NorthwesTel must drop its DSL Internet rates, reduce the overage charges for users who exceed their bandwidth, and give up its practice of charging an extra fee to customers who purchase Internet service but no phone line.
That’s according to a decision released this week by the Canadian Radio-Television and Telecommunications Commission, intended to improve northerners’ access to the digital economy.
“Although we recognize the exceptional situation that exists in NorthwesTel’s territory, we must not let these challenges hinder the development and affordability of telecommunications services in the North,” commission chairman Jean-Pierre Blais wrote in a release. “Access to reasonably priced Internet services plays an essential role in the North’s economic and social development. With this decision, we are reducing the gap between what consumers pay for Internet services in the northern and southern parts of Canada.”
Subscribers to NorthwesTel’s DSL, or digital subscriber line, Internet service, which relies on the user’s phone line, will see their rates drop by 10 to 30 per cent. Users with the DSL Internet Lite or DSL Internet 2 plans will receive a 10 per cent cut, while the price of DSL Internet 5 and DSL Internet 15 will be cut by 30 per cent.
Currently, those plans go for $41.95, $64.95, $89.95 and $119.95 per month, respectively. The majority of DSL Internet users are in the Yukon’s communities, as cable service is not available outside of Whitehorse. Cable Internet users will not be affected by the reductions.
The changes will take effect by May 4, and NorthwesTel will not be permitted to raise its rates again for any residential Internet service before the end of 2017.
The decision also forces NorthwesTel to abandon its surcharges for customers who purchase stand-alone DSL Internet services and no phone line. The company currently charges $20 per month to residents and $30 to businesses (reduced from an initial charge of $50 for businesses) for stand-alone Internet. Those fees will be gone by May 4, too.
Lastly, the company is required to reduce its overage fees for customers who exceed their bandwidth limits by at least 50 cents per gigabyte, by February 2016. The current overage rates stand at $2 per gigabyte for premium cable users, $2.50 per gigabyte for cable users, and $3 per gigabyte for DSL users, according to a February news release.
NorthwesTel has already reduced those rates voluntarily at various points over the past several years, for a cumulative drop of 70 per cent.
“This is a surprising and unprecedented decision with a significant financial impact on NorthwesTel, given that our prices on residential Internet services in many smaller and remote communities throughout the North are already being provided below cost, without any subsidy,” the company wrote in a statement. “We’re continuing to study the direct impacts of the decision and evaluating our options moving forward.”
In a dissenting opinion, commissioner Candice Molnar wrote that she could not support the commission’s decision, and raised concerns about how NorthwesTel will compensate for the reductions.
“The revenue impact of the price reductions is not insignificant and is recurring.
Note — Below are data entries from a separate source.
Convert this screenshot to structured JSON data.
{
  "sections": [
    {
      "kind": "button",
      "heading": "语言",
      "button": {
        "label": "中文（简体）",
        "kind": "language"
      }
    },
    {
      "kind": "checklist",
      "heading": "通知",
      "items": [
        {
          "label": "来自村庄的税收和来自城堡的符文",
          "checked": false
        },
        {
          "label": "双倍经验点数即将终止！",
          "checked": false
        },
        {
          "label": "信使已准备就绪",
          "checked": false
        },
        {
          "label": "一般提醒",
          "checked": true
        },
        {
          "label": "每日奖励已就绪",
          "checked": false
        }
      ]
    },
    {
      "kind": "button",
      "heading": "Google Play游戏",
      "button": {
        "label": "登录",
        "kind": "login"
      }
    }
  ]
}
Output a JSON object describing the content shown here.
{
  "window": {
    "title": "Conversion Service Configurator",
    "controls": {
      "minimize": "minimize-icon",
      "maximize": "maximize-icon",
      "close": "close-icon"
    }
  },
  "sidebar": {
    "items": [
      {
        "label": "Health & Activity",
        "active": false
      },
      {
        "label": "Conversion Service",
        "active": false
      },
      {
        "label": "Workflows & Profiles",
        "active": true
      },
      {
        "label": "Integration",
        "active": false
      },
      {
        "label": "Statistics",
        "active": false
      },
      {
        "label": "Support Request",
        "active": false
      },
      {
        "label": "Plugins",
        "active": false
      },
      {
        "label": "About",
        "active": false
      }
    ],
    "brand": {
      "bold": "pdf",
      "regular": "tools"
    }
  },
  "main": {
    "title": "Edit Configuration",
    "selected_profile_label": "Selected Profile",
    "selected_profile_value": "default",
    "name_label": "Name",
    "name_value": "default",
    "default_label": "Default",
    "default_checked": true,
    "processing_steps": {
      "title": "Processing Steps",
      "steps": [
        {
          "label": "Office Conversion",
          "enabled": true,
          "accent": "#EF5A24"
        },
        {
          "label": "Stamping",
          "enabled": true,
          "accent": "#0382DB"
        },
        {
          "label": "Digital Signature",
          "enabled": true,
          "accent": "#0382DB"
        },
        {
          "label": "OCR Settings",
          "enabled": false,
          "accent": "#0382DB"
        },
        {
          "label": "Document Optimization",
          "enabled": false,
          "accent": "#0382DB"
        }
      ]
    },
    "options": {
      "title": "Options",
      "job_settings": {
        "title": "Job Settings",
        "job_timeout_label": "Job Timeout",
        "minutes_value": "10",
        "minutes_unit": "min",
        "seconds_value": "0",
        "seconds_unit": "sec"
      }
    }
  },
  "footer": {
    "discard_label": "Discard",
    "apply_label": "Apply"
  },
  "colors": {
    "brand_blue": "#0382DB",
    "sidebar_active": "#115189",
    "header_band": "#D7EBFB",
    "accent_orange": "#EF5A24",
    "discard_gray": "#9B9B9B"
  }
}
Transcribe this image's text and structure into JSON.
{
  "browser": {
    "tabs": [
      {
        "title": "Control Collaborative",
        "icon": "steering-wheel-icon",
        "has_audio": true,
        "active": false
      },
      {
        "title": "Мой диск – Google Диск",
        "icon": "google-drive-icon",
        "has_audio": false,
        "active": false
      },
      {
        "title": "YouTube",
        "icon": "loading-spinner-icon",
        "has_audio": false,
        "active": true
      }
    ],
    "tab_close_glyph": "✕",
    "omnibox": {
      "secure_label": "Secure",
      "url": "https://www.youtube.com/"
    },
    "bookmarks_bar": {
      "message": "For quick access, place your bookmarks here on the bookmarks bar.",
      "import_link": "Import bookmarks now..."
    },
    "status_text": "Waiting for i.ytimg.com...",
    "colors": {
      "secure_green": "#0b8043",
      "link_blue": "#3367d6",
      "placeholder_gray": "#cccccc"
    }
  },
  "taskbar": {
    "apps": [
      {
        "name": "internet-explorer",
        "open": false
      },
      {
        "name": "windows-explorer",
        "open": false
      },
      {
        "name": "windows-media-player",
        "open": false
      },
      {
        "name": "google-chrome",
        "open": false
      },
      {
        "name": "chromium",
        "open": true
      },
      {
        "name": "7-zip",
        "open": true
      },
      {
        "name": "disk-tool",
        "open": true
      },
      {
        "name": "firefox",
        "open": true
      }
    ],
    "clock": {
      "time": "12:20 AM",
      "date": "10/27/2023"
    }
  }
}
There is no reason to expect this impact to be borne by NorthwesTel’s shareholders,” she wrote.
“Perhaps NorthwesTel will reduce its capital investment in what have become highly unprofitable DSL Internet services, at least in its most high-cost serving areas. Perhaps NorthwesTel will delay elements of its modernization plan. Perhaps it will request an exogenous adjustment, which would allow the company to recover the lost revenue from other regulated services, including other Internet services. Whatever the outcome, it will be telecom service users in the North who will live with the consequences.”
Andrew Robulack, a Whitehorse-based online communications analyst, is also unsupportive of the decision, but for different reasons. He felt it didn’t go far enough.
“It’s a pretty weak regulatory decision. NorthwesTel dodged a bullet, basically. It’s a fairly hollow statement, a fairly hollow order – the headline-grabbing news, the reduction in the DSL rates. The minority of the northern population uses that technology, it’s old tech,” he said.
“The cost reduction should have been across the board and affected the entire northern population, if the CRTC wanted to make a statement and have a real impact… There definitely should have been a reduction in cable rates, which have a higher cost difference ratio from southern Can`ada to northern Canada.”
Robulack argues that at this point in time, Internet service is essential and should be treated as a public utility, like water or power, rather than as a source of profit.